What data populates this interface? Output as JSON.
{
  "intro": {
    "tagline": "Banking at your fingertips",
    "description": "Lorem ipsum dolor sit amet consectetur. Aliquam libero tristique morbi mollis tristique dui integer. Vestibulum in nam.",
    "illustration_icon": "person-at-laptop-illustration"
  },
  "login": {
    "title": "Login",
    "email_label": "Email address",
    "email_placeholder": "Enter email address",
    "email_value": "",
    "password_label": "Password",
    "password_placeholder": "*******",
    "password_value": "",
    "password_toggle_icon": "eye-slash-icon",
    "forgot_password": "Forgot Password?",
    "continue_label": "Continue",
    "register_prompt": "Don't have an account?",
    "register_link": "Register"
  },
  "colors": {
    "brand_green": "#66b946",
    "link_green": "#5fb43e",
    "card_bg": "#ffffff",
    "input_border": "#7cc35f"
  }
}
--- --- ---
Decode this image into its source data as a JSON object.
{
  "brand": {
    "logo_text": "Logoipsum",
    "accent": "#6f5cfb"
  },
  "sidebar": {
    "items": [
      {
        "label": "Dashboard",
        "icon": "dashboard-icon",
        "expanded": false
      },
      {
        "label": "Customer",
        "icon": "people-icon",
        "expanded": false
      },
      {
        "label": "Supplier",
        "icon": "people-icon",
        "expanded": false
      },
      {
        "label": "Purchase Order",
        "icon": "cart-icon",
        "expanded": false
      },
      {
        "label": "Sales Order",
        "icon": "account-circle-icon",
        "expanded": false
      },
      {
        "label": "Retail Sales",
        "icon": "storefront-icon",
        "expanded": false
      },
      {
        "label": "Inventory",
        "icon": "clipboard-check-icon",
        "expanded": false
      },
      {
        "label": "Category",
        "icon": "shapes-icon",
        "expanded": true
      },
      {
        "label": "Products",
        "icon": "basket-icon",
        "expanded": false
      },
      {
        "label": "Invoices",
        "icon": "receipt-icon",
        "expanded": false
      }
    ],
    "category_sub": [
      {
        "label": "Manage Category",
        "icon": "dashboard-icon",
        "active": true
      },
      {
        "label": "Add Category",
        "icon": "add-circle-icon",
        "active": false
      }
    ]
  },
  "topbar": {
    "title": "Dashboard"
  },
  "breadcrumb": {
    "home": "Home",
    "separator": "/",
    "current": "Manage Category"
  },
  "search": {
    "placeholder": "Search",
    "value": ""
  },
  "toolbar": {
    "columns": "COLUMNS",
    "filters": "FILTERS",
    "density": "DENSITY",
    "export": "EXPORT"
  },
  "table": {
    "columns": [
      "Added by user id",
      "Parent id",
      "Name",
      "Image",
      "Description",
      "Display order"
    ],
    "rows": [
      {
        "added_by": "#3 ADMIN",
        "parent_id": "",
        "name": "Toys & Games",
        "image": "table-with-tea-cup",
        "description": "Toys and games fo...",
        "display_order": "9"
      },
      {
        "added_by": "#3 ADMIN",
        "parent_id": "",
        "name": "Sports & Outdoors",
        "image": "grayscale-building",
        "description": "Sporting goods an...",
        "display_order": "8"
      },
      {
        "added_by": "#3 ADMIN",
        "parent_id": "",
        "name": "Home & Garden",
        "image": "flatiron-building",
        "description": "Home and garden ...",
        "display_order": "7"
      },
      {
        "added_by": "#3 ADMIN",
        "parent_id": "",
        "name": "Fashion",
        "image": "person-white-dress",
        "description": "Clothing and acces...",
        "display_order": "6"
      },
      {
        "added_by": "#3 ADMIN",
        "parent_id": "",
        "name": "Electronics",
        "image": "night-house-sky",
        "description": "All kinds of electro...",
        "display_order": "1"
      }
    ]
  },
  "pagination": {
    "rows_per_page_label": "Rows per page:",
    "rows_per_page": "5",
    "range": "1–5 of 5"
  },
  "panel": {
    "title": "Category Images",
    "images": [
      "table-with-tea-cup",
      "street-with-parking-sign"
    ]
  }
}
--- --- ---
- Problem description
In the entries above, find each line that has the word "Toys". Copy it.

- Completed exercise
        "name": "Toys & Games",
        "description": "Toys and games fo...",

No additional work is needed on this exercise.